The duties of art historian will include to determine if an art work is fake and to be able to position the work vis-à-vis the productive life of the artist. An art historian on Ben Enwonwu for instance, should know at what period Enwonwu did the Anyanwu, and what material he used and where he did them; and should have an idea of works done by Enwonwu. Don’t forget that the art historian also works with photographs and pictorial representation of works of arts that have been done. He also wants to trace the different developments of the artist and be able to position each work produced by the artists. Art historian is to serve as a counterfeit detector and valuation adviser to whoever is buying or selling.
But what will be the relationship between the collector, artists and auctioneers?
The artist will be a suitor and may want to gravitate towards the auctioneer because he will rather prefer to sell his works directly to the auctioneer than to collectors. I think the art auction house is a pride to the artist and the collector. The collector will like to buy works that he doesn’t have. He will rather want to ensure that the place is vibrant for his works and the auction house is a near-perfect market experience, which has large buyers and sellers. And of course, information is presumed readily given to everybody.
The auctioneer is like a bride that must be courted by the artist and the collector.
Will you want to give out some of your collections for auction?
Yes. I have taken part in three auctions. If I don’t take part in the auctions, the ability to find works in those auctioning process will be limited. I was the first to throw in Yusuf Grillo’s works for sale for Art House auction and Grillo’s work was priced for N5.5 million and everyone now began to look for Grillo’s work. At the second auction, I threw in Ben Osawe’s work of beads and it was priced very well. This last one I refused to throw anything because I believe that other people should contribute but I bought a David Dale plate for N2.3 million because I needed a David Dale plate. And of course, it was a hot bargaining process and because of that the work was over-priced.
What are the impacts of art auction on the Nigerian economy?

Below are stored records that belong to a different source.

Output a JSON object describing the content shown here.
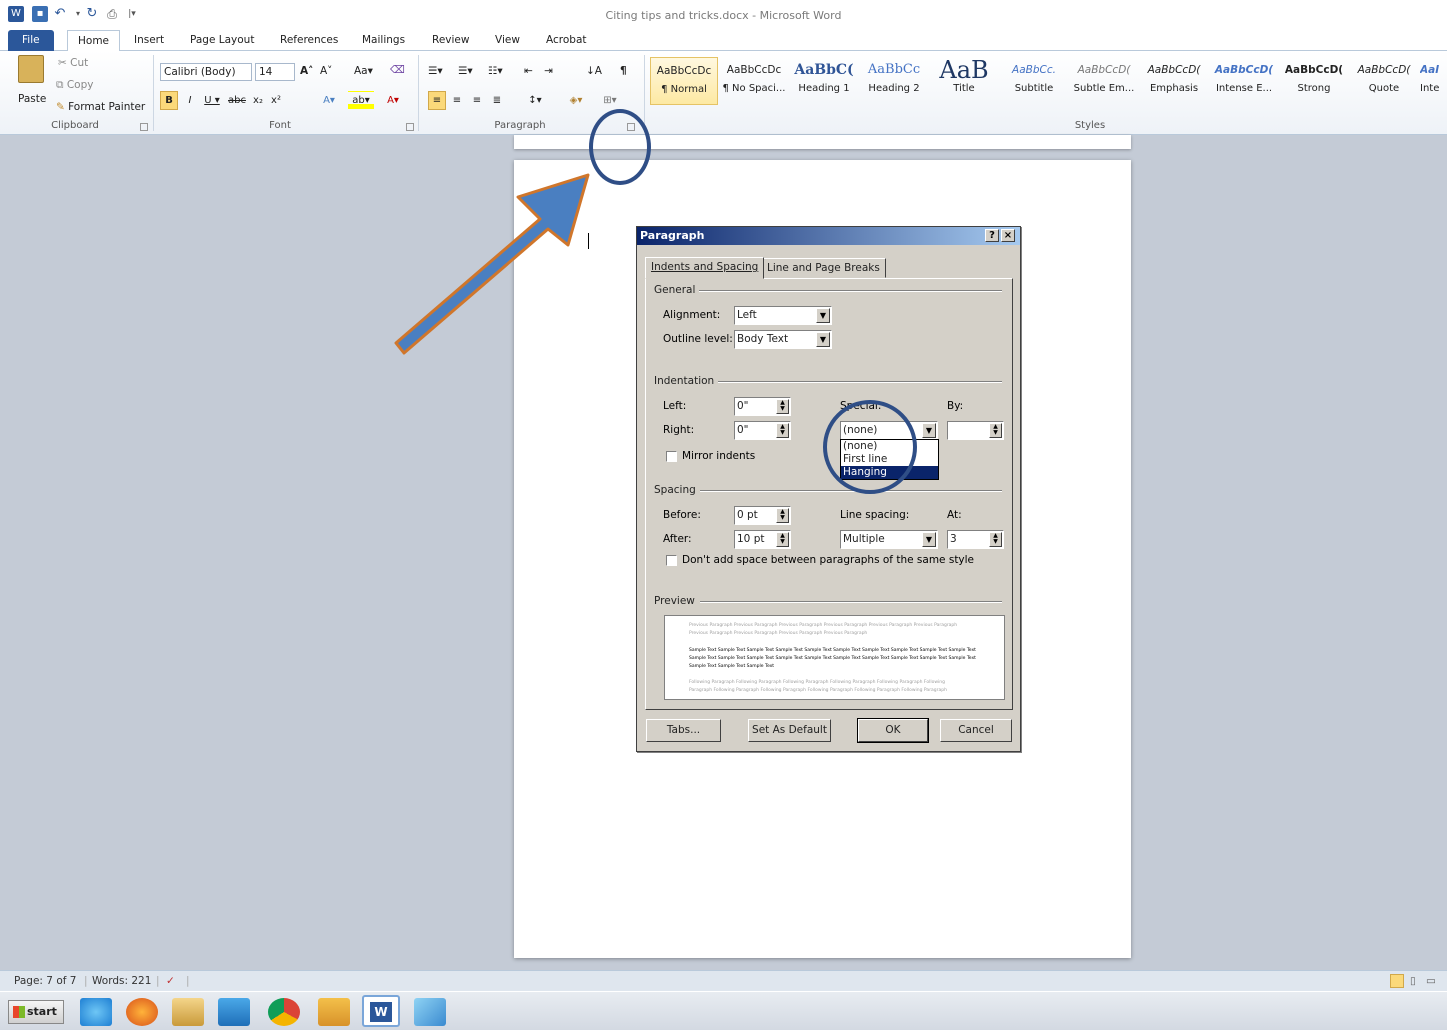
{
  "window": {
    "title": "Citing tips and tricks.docx - Microsoft Word"
  },
  "ribbon_tabs": [
    "File",
    "Home",
    "Insert",
    "Page Layout",
    "References",
    "Mailings",
    "Review",
    "View",
    "Acrobat"
  ],
  "clipboard": {
    "paste": "Paste",
    "cut": "Cut",
    "copy": "Copy",
    "format_painter": "Format Painter",
    "group_label": "Clipboard"
  },
  "font": {
    "name": "Calibri (Body)",
    "size": "14",
    "group_label": "Font"
  },
  "paragraph_group": {
    "group_label": "Paragraph"
  },
  "styles": {
    "group_label": "Styles",
    "items": [
      {
        "preview": "AaBbCcDc",
        "name": "¶ Normal"
      },
      {
        "preview": "AaBbCcDc",
        "name": "¶ No Spaci..."
      },
      {
        "preview": "AaBbC(",
        "name": "Heading 1"
      },
      {
        "preview": "AaBbCc",
        "name": "Heading 2"
      },
      {
        "preview": "AaB",
        "name": "Title"
      },
      {
        "preview": "AaBbCc.",
        "name": "Subtitle"
      },
      {
        "preview": "AaBbCcD(",
        "name": "Subtle Em..."
      },
      {
        "preview": "AaBbCcD(",
        "name": "Emphasis"
      },
      {
        "preview": "AaBbCcD(",
        "name": "Intense E..."
      },
      {
        "preview": "AaBbCcD(",
        "name": "Strong"
      },
      {
        "preview": "AaBbCcD(",
        "name": "Quote"
      },
      {
        "preview": "AaI",
        "name": "Inte"
      }
    ]
  },
  "dialog": {
    "title": "Paragraph",
    "help": "?",
    "close": "×",
    "tabs": [
      "Indents and Spacing",
      "Line and Page Breaks"
    ],
    "general": {
      "label": "General",
      "alignment_label": "Alignment:",
      "alignment_value": "Left",
      "outline_label": "Outline level:",
      "outline_value": "Body Text"
    },
    "indentation": {
      "label": "Indentation",
      "left_label": "Left:",
      "left_value": "0\"",
      "right_label": "Right:",
      "right_value": "0\"",
      "special_label": "Special:",
      "special_value": "(none)",
      "by_label": "By:",
      "by_value": "",
      "mirror_label": "Mirror indents",
      "special_options": [
        "(none)",
        "First line",
        "Hanging"
      ],
      "highlighted_option": "Hanging"
    },
    "spacing": {
      "label": "Spacing",
      "before_label": "Before:",
      "before_value": "0 pt",
      "after_label": "After:",
      "after_value": "10 pt",
      "line_spacing_label": "Line spacing:",
      "line_spacing_value": "Multiple",
      "at_label": "At:",
      "at_value": "3",
      "dont_add_label": "Don't add space between paragraphs of the same style"
    },
    "preview": {
      "label": "Preview",
      "prev_para_1": "Previous Paragraph Previous Paragraph Previous Paragraph Previous Paragraph Previous Paragraph Previous Paragraph",
      "prev_para_2": "Previous Paragraph Previous Paragraph Previous Paragraph Previous Paragraph",
      "sample_1": "Sample Text Sample Text Sample Text Sample Text Sample Text Sample Text Sample Text Sample Text Sample Text Sample Text",
      "sample_2": "Sample Text Sample Text Sample Text Sample Text Sample Text Sample Text Sample Text Sample Text Sample Text Sample Text",
      "sample_3": "Sample Text Sample Text Sample Text",
      "follow_1": "Following Paragraph Following Paragraph Following Paragraph Following Paragraph Following Paragraph Following",
      "follow_2": "Paragraph Following Paragraph Following Paragraph Following Paragraph Following Paragraph Following Paragraph"
    },
    "buttons": {
      "tabs": "Tabs...",
      "set_default": "Set As Default",
      "ok": "OK",
      "cancel": "Cancel"
    }
  },
  "status": {
    "page": "Page: 7 of 7",
    "words": "Words: 221"
  },
  "taskbar": {
    "start": "start"
  },
  "colors": {
    "file_tab": "#2b579a",
    "annotation": "#2f4e86",
    "arrow_fill": "#4a7fc1",
    "arrow_stroke": "#d0762b",
    "highlight": "#0a246a"
  }
}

Don’t forget that we pay tax whether you buy or sell, and VAT is supposed to be remitted to the Federal Inland Revenue Service (FIRS). It allows the conversion of fixed asset into liquid asset, which goes to increase the velocity of transaction in the economy. I think, foreign investors who love Nigerian art will come to the country, and they have started coming from India and Britain. They have been taking part in the auctions that have been organised by Arts House Contemporary Limited.
Foreigners are buying Nigerian arts, which means they are going to convert their pound sterling, or dollars to the naira to buy these works because the works are auctioned in naira. An auction is going to help improve valuation of the naira vis-à-vis other currencies. It will improve our balance of payment between our country and other countries, and it helps improve the net national income of Nigeria. It expands the range of goods and services that are available in Nigeria because if you put down the components of GDP of Nigeria. I doubt if art ever featured. And there will be a sub item called arts contributing to the GDP of Nigeria. So, it is very welcome.
What is the ideal frequency to hold art auction in a year?
I don’t think auction should be held more than twice a year. Don’t forget the buyers are of the same pool of people, who have limited purse and should not be saturated. People should look up to auction. Also, it gives artists enough time to produce good works because when you begin to make auction too regular, artists will begin to churn out junks, just to satisfy the commercial needs of the art auctions.